When the word "JSON" shows up in a line of the data below, copy that whole line.

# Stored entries

_ _ _

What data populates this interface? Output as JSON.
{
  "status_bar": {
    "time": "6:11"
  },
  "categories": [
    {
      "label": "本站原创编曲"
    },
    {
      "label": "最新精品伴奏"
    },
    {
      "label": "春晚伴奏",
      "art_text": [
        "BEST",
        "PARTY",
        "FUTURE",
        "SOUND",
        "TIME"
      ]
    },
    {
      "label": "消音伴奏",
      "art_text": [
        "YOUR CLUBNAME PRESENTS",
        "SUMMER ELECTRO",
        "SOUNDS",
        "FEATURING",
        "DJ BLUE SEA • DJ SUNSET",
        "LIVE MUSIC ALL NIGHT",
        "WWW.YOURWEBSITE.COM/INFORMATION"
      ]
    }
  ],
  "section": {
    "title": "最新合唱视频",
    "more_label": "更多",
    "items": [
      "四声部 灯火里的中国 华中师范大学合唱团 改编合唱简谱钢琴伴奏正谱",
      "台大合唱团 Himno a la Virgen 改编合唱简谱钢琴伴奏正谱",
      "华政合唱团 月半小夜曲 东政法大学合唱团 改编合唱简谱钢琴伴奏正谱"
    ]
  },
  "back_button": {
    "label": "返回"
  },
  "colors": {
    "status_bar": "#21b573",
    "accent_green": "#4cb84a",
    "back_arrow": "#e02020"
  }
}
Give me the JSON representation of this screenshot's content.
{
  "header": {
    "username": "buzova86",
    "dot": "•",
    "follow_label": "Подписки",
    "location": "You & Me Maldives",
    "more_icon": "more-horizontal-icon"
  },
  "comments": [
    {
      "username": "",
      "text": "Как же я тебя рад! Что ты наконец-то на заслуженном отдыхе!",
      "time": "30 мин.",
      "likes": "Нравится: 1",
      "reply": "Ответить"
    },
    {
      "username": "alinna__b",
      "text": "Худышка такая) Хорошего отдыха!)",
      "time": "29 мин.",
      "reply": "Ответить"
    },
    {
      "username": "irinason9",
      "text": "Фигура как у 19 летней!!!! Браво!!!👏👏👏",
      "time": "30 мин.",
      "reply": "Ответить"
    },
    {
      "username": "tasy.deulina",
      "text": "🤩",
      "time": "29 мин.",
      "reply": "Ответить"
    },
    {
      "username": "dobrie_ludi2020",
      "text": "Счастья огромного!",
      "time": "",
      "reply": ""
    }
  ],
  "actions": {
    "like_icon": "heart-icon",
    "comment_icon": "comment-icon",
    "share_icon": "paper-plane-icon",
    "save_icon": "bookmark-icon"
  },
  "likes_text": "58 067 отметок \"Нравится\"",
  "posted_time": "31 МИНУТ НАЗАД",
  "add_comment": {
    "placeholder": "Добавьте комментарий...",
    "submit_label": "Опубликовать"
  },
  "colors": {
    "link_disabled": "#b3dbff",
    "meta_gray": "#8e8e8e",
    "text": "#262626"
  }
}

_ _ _

# Written answer
What data populates this interface? Output as JSON.
Give me the JSON representation of this screenshot's content.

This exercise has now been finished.